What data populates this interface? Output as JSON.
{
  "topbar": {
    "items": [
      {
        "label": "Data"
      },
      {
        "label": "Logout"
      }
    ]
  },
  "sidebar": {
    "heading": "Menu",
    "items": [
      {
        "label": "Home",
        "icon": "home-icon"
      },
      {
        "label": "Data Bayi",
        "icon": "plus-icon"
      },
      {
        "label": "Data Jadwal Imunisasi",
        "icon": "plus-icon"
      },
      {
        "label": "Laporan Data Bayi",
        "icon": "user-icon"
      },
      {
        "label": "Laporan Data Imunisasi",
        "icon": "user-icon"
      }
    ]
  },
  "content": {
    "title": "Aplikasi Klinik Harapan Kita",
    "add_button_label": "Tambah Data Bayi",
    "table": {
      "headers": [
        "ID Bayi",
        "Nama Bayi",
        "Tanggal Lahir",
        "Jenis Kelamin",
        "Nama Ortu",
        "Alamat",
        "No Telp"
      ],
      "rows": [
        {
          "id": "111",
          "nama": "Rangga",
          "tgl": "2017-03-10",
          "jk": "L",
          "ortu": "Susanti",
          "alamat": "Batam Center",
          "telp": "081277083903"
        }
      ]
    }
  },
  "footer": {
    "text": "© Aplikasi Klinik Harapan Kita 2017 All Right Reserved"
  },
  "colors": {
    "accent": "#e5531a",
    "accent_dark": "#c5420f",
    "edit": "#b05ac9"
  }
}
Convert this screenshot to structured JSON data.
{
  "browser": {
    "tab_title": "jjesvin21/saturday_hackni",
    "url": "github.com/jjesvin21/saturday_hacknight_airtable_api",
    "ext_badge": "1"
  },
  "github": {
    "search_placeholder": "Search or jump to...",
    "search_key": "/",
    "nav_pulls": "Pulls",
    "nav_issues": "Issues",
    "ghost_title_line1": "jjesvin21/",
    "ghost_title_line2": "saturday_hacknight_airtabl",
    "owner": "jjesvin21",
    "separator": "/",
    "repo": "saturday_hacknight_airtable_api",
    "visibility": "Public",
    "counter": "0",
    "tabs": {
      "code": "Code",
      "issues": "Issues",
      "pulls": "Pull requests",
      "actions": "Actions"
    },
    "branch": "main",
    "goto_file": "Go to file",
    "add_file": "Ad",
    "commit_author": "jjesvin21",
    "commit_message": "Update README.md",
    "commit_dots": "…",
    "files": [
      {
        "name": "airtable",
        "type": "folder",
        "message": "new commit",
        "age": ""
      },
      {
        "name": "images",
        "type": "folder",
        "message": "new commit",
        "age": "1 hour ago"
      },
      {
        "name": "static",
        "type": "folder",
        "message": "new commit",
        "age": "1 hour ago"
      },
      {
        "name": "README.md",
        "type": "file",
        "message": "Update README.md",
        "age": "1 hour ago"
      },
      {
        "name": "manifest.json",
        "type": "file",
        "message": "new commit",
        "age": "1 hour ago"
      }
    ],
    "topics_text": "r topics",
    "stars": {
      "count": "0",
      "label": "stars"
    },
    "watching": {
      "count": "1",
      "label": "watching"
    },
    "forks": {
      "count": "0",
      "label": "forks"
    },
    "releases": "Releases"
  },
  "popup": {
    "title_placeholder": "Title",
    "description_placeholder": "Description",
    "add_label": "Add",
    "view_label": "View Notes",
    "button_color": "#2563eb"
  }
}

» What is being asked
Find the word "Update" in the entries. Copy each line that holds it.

» Your solution
    "commit_message": "Update README.md",
        "message": "Update README.md",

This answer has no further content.